Anne Lamott, in her book Bird by Bird: Some Instructions on Writing and Life, suggested that every writer suffering writer’s block should remember that the person is allowed to produce what she calls “shitty first drafts.”
At this juncture, James would like to say that this is a business blog of the most inoffensive nature, and that I am not permitted to use the word shitty. I pointed out that I was quoting Ms. Lamott, which makes it okay, since if it’s good enough for Anchor Books’ publishers, surely it is also good enough for Men with Pens.
“Fine,” James sighs. “But use ‘crap’ from here on, okay?”
Okay, James. Whatever you say.
I wish to disagree with Ms. Lamott, troublesome to James though she is. Sh . . . crappy first drafts have never worked for me. Mostly because the whole point of writer’s block is that I am terrified of producing . . . well, crap.
“It’s okay,” Anne says, “You are allowed to produce crappy first drafts, because no one but you will see it.”
Yeah, but I will see it. And I will know. And then the shame will haunt me late at night, and I’ll wake in a cold sweat, knowing deep in my soul that I write shitty-… crappy drafts. Even if the draft I turn in is pure and sweet and good, I will know that the crap has been there and that it taints my soul.
So I can’t allow myself to write crappy first drafts, no matter what Ms. Lamott says. I have, however, discovered a way around this dilemma. And that is writing intentionally bad first drafts.
There is a distinct difference.
Crappy drafts, you see, aren’t intended to be crappy. They turn out that way through no will of your own. You’re trying to write well. You are trying, in fact, to write spectacular prose and witty little vignettes. But what you are getting is crap. And Ms. Lamott says that’s okay, just let it happen.
I say nay. I say embrace the crap.

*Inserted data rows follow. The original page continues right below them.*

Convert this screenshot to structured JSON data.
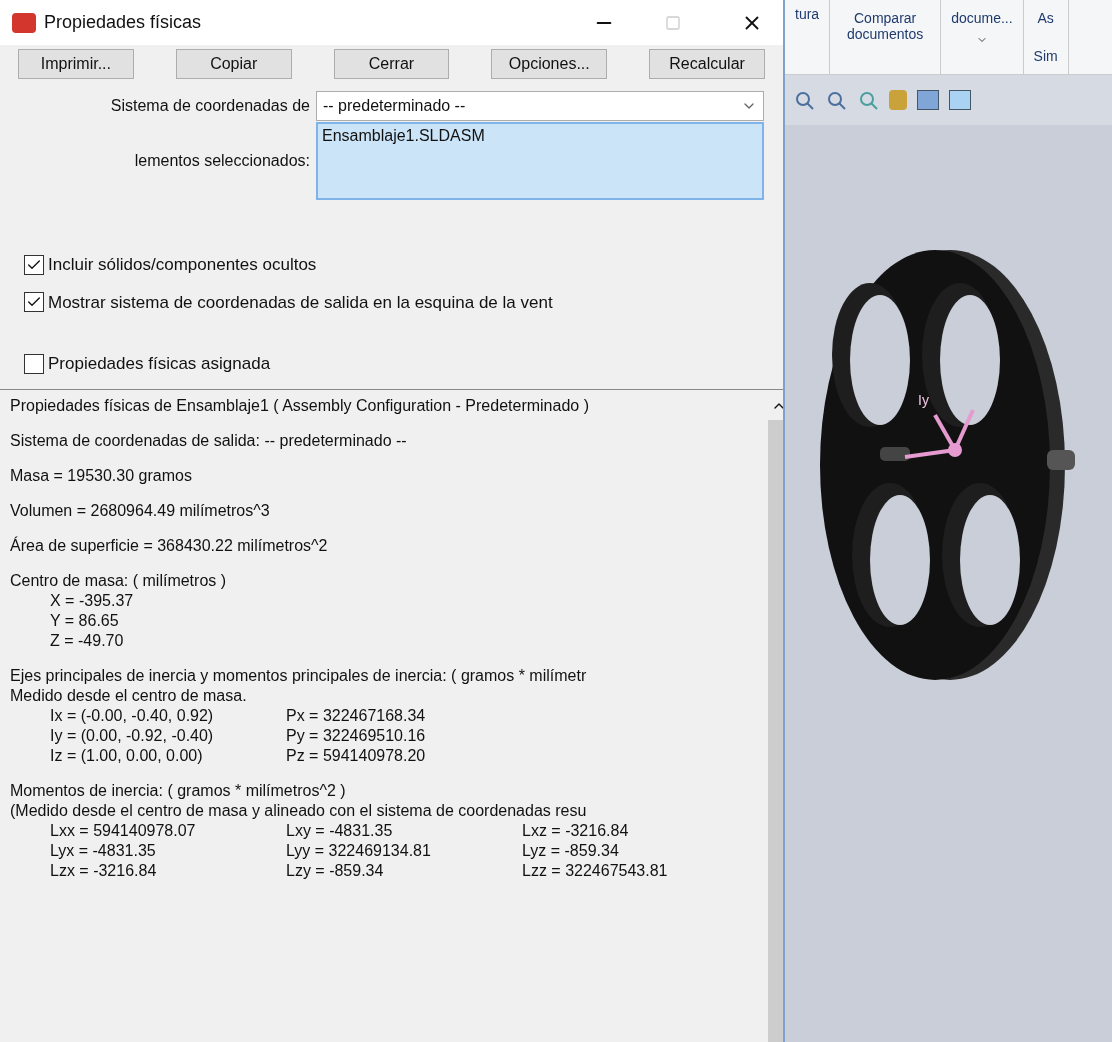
{
  "window": {
    "title": "Propiedades físicas"
  },
  "buttons": [
    "Imprimir...",
    "Copiar",
    "Cerrar",
    "Opciones...",
    "Recalcular"
  ],
  "coordinate_system": {
    "label": "Sistema de coordenadas de",
    "value": "-- predeterminado --"
  },
  "selected_items": {
    "label": "lementos seleccionados:",
    "items": [
      "Ensamblaje1.SLDASM"
    ]
  },
  "options": [
    {
      "label": "Incluir sólidos/componentes ocultos",
      "checked": true
    },
    {
      "label": "Mostrar sistema de coordenadas de salida en la esquina de la vent",
      "checked": true
    },
    {
      "label": "Propiedades físicas asignada",
      "checked": false
    }
  ],
  "results": [
    {
      "lines": [
        {
          "kind": "text",
          "text": "Propiedades físicas de Ensamblaje1 ( Assembly Configuration - Predeterminado )"
        }
      ]
    },
    {
      "lines": [
        {
          "kind": "text",
          "text": "Sistema de coordenadas de salida: -- predeterminado --"
        }
      ]
    },
    {
      "lines": [
        {
          "kind": "text",
          "text": "Masa = 19530.30 gramos"
        }
      ]
    },
    {
      "lines": [
        {
          "kind": "text",
          "text": "Volumen = 2680964.49 milímetros^3"
        }
      ]
    },
    {
      "lines": [
        {
          "kind": "text",
          "text": "Área de superficie = 368430.22 milímetros^2"
        }
      ]
    },
    {
      "lines": [
        {
          "kind": "text",
          "text": "Centro de masa: ( milímetros )"
        },
        {
          "kind": "row",
          "cells": [
            "X = -395.37"
          ]
        },
        {
          "kind": "row",
          "cells": [
            "Y = 86.65"
          ]
        },
        {
          "kind": "row",
          "cells": [
            "Z = -49.70"
          ]
        }
      ]
    },
    {
      "lines": [
        {
          "kind": "text",
          "text": "Ejes principales de inercia y momentos principales de inercia: ( gramos * milímetr"
        },
        {
          "kind": "text",
          "text": "Medido desde el centro de masa."
        },
        {
          "kind": "row",
          "cells": [
            "Ix = (-0.00, -0.40, 0.92)",
            "Px = 322467168.34"
          ]
        },
        {
          "kind": "row",
          "cells": [
            "Iy = (0.00, -0.92, -0.40)",
            "Py = 322469510.16"
          ]
        },
        {
          "kind": "row",
          "cells": [
            "Iz = (1.00, 0.00, 0.00)",
            "Pz = 594140978.20"
          ]
        }
      ]
    },
    {
      "lines": [
        {
          "kind": "text",
          "text": "Momentos de inercia: ( gramos * milímetros^2 )"
        },
        {
          "kind": "text",
          "text": "(Medido desde el centro de masa y alineado con el sistema de coordenadas resu"
        },
        {
          "kind": "row",
          "cells": [
            "Lxx = 594140978.07",
            "Lxy = -4831.35",
            "Lxz = -3216.84"
          ]
        },
        {
          "kind": "row",
          "cells": [
            "Lyx = -4831.35",
            "Lyy = 322469134.81",
            "Lyz = -859.34"
          ]
        },
        {
          "kind": "row",
          "cells": [
            "Lzx = -3216.84",
            "Lzy = -859.34",
            "Lzz = 322467543.81"
          ]
        }
      ]
    }
  ],
  "ribbon": [
    {
      "text": "tura"
    },
    {
      "text": "Comparar documentos"
    },
    {
      "text": "docume..."
    },
    {
      "text": "As"
    }
  ],
  "ribbon_bottom": [
    "Sim"
  ],
  "viewport": {
    "axis_label": "Iy"
  }
}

Sit down to write a draft that is intentionally nothing like what you want the finished version to be. For me, this usually involves being a sarcastic minx. If I am asked to write a couple pages of web copy, here’s what my intentionally bad first draft looks like:
“Home page – Man, we’re awesome. So awesomely awesome. Look how awesome we are. We produce services and good stuff and we’re nice to our customers, too. Go team. Man, our awesomeness just gave me a hernia when I tried to lift it. That’s how much awesome we have.”

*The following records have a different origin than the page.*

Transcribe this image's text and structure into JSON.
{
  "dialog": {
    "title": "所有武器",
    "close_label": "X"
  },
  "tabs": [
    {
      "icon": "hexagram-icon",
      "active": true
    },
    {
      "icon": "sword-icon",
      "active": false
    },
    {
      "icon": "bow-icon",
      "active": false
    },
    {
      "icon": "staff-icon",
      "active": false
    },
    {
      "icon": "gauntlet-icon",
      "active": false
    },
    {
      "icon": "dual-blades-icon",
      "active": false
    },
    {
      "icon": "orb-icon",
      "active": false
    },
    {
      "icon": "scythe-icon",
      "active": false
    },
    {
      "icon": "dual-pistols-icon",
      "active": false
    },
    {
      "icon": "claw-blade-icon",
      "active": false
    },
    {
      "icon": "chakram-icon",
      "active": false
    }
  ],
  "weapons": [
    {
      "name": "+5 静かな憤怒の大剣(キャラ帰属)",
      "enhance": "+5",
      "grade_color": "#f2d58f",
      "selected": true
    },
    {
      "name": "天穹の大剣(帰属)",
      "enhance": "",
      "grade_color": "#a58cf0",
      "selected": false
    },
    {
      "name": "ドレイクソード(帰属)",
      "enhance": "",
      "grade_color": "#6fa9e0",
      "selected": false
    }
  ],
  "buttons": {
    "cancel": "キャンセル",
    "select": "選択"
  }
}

Now, that’s nowhere near what the final draft will look like. But when I write an intentionally bad first draft, with all the sarcasm and such, occasionally my brain will try to trip me up. It says, “Ho-ho! You’re trying to write a bad draft, are you?! Well, we’ll see about that!”
Then my brain starts to give me some pretty good sentences. It thinks it is tripping me up. I just write the sentences down as though I didn’t notice there were good sentences cluttering up my bad draft.
In about fifteen minutes, though, the joke’s on my brain. I now have good sentences scattered throughout my draft. These are the foundation for my actual “first” draft. The one I send to the clients. Because there was never a crappy first draft. We don’t do crappy first drafts here. Nuh-uh.
We do intentionally bad ones.